What is Spay/Neuter?
The surgical removal of the ovaries and uterus of a female to prevent pregnancy or the removal of the testicles of males to prevent them from impregnating females.
It’s good for your pet…
- Spaying/neutering helps dogs and cats live longer, healthier lives by eliminating or reducing the incidence of a number of health problems that can be very difficult and/or expensive to treat.
- It’s better to spay your female pet before she goes into heat for the first time. This reduces the risk of breast cancer and eliminates the risk of uterine and ovarian cancer in your dog.
- Neutered males will not develop testicular cancer and their risk for developing prostate cancer is greatly reduced.
It’s good for you…
- Spayed/neutered pets are, typically, better behaved and more calm and affectionate than those that are not spayed/neutered
- Male cats are less likely to spray urine and mark their territory, especially if neutered prior to developing this habit.
- Spaying a dog or cat eliminates her heat cycle, thereby eliminating regular bleeding, and the incessant crying and nervous behavior that often accompanies the heat cycle.
- Neutering decreases and animal’s desire to escape and wander the neighborhood in search of a mate. This decreases the risk of fights, death caused by getting hit by cars, and lost or stolen pets. You avoid the cost and sadness of a lost pet.
- Spaying keeps unwelcome male animals away.
It’s good for the community…
- Communities spend millions of dollars to control unwanted animals
- Spay/neuter decreases the homeless animal population. Shelters are full of homeless animals, and there are not enough homes for all of them
- Spay/neuter decreases the number of strays, which are often involved in dog bites and attacks, automobile accidents, defication on and damage to private property, and more
- Stray animals can also scare away and kill wildlife and other domestic animals
Myths & Facts
Myth: My pet will get fat and lazy.
Fact: The truth is that most pets get fat and lazy because their owners feed them too much and don’t give them enough exercise.
Myth: It’s better to have one litter first.
Fact: Medical evidence indicates just the opposite.

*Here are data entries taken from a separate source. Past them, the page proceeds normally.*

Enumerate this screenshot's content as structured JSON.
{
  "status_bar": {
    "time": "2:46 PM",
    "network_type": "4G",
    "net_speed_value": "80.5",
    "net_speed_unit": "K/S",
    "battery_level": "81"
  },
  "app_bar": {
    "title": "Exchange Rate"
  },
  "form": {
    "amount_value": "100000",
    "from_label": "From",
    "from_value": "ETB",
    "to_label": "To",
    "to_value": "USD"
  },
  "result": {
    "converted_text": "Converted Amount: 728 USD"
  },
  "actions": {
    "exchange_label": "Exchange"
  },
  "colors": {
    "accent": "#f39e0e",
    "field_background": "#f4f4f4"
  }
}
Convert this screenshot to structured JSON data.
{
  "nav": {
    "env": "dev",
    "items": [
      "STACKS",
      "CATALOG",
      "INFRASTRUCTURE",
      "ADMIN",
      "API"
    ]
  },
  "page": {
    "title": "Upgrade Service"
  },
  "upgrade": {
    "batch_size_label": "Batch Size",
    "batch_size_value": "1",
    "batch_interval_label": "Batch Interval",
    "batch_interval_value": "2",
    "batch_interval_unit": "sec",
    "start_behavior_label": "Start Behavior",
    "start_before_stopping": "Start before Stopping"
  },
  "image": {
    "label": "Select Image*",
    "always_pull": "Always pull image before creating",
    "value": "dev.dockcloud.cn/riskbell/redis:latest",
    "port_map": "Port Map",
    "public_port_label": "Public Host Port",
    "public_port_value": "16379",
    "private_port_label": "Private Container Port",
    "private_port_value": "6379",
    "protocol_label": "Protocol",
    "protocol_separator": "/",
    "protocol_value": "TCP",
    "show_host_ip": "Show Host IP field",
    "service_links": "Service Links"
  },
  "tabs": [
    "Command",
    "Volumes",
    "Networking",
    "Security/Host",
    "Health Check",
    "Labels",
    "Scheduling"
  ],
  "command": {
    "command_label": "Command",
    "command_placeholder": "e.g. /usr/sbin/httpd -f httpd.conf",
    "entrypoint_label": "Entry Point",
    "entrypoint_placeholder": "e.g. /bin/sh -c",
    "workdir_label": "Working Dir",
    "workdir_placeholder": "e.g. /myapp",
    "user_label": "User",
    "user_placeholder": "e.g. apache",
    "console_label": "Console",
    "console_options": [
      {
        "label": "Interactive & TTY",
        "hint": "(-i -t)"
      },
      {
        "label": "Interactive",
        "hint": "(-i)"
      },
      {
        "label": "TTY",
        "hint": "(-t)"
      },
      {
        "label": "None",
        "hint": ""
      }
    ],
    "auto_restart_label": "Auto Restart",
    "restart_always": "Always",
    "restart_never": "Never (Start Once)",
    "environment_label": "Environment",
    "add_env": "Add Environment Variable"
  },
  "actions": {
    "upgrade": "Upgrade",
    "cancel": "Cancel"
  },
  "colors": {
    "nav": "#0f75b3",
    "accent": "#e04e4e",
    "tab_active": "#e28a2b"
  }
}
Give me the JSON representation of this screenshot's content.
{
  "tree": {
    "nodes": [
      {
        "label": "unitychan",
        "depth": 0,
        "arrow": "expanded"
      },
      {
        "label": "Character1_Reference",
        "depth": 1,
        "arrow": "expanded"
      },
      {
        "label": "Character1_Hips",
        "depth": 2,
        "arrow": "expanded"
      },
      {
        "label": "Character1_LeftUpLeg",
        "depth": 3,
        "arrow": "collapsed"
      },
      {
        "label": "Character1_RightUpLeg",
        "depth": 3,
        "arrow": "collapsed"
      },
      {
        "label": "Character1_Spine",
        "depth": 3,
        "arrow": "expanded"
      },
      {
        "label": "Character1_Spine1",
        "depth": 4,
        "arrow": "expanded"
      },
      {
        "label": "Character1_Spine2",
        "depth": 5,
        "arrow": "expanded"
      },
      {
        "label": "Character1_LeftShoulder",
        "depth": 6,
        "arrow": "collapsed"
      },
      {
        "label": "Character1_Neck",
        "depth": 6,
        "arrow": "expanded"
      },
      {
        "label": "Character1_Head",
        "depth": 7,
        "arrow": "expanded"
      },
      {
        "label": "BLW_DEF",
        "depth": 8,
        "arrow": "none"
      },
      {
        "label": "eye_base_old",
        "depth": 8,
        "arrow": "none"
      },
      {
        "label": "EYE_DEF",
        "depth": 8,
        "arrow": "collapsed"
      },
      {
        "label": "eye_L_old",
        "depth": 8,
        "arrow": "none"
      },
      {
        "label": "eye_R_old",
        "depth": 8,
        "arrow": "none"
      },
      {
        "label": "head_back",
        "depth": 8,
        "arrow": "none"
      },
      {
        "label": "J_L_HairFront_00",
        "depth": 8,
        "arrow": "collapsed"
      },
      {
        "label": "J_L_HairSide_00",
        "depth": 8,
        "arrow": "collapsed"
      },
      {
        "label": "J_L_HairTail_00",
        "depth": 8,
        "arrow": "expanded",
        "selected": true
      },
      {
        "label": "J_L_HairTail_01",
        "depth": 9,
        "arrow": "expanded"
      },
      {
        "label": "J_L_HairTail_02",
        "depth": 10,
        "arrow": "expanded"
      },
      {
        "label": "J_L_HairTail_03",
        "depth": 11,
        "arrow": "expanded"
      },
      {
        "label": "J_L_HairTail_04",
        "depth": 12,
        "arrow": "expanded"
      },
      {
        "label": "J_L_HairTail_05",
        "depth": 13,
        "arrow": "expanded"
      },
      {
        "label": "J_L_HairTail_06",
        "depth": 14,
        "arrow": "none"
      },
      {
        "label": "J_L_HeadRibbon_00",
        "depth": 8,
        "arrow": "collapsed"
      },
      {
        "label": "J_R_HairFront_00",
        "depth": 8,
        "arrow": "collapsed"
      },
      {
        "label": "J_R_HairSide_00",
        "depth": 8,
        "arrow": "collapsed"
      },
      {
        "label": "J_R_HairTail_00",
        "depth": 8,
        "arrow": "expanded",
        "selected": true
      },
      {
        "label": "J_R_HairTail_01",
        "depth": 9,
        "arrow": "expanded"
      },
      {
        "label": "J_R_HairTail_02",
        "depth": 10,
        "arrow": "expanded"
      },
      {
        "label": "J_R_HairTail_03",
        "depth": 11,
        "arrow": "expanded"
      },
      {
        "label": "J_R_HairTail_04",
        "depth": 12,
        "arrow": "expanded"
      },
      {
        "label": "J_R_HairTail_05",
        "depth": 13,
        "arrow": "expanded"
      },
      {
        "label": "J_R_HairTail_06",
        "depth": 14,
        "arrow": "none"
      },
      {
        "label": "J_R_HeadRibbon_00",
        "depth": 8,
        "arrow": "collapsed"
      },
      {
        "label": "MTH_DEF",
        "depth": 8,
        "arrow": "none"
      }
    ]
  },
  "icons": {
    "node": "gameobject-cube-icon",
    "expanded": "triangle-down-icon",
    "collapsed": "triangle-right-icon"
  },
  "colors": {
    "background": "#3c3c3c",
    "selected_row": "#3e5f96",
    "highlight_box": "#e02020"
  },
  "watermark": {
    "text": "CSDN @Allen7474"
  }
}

In fact, the evidence shows that females spayed before their first heat are typically healthier. Many veterinarians sterilize dogs and cats as young as eight weeks of age.
Myth: My children should experience the miracle of birth.
Fact: Even if children are able to see a pet give birth – which is unlikely, since it usually occurs at night and in seclusion – the lesson they will really learn is that animals can be created and discarded as it suits adults. Instead, it should be explained to children that the real miracle is life and that preventing the birth of some pets can save the lives of others.
Myth: But my pet is a purebred.
Fact: So is at least one out of every four pets brought to animal shelters around the country. There are just too many dogs and cats – mixed and purebred alike.
Myth: I want my dog to be protective.
Fact: Spaying or neutering does not affect a dog’s natural instinct to protect home and family. A dog’s personality is formed more by genetics and environment than by sex hormones.
Myth: I don’t want my male dog or cat to feel like less of a male.
Fact: Pets don’t have any concept of sexual identity or ego. Neutering will not change a pet’s basic personality. He doesn’t suffer any kind of emotional reaction or identity crisis when neutered.
Myth: But my dog (or cat) is so special. I want a puppy (or kitten) just like him/her.
Fact: A dog or cat may be a great pet, but that doesn’t mean her offspring will be a carbon copy. In fact, an entire litter of puppies or kittens might receive all of a pet’s (and her mate’s) worst characteristics.
Myth: It’s too expensive to have my pet spayed or neutered.
Fact: There are many affordable spay/neuter options in our community. Please see the resources we have made available. Whatever the actual price, spay or neuter surgery is a one-time cost – a relatively small cost when compared to all the benefits. It’s a bargain compared to the cost of having a litter and ensuring the health of the mother and litter; two months of pregnancy and another two months until the litter is weaned can add up to significant veterinary bills and food costs; particularly if complications develop. Most importantly, it’s a very small price to pay for the health of your pet and the prevention of the births of more unwanted pets.
Myth: I’ll find good homes for all the puppies and kittens.
Fact: You may find good homes for all of your pet’s litter. But each home you find means one less home for the dogs and cats in shelters who need good homes. Also, in less than one year’s time, each of your pet’s offspring may have his or her own litter, adding even more animals to the population. The problem of pet overpopulation is created and perpetuated one litter at a time.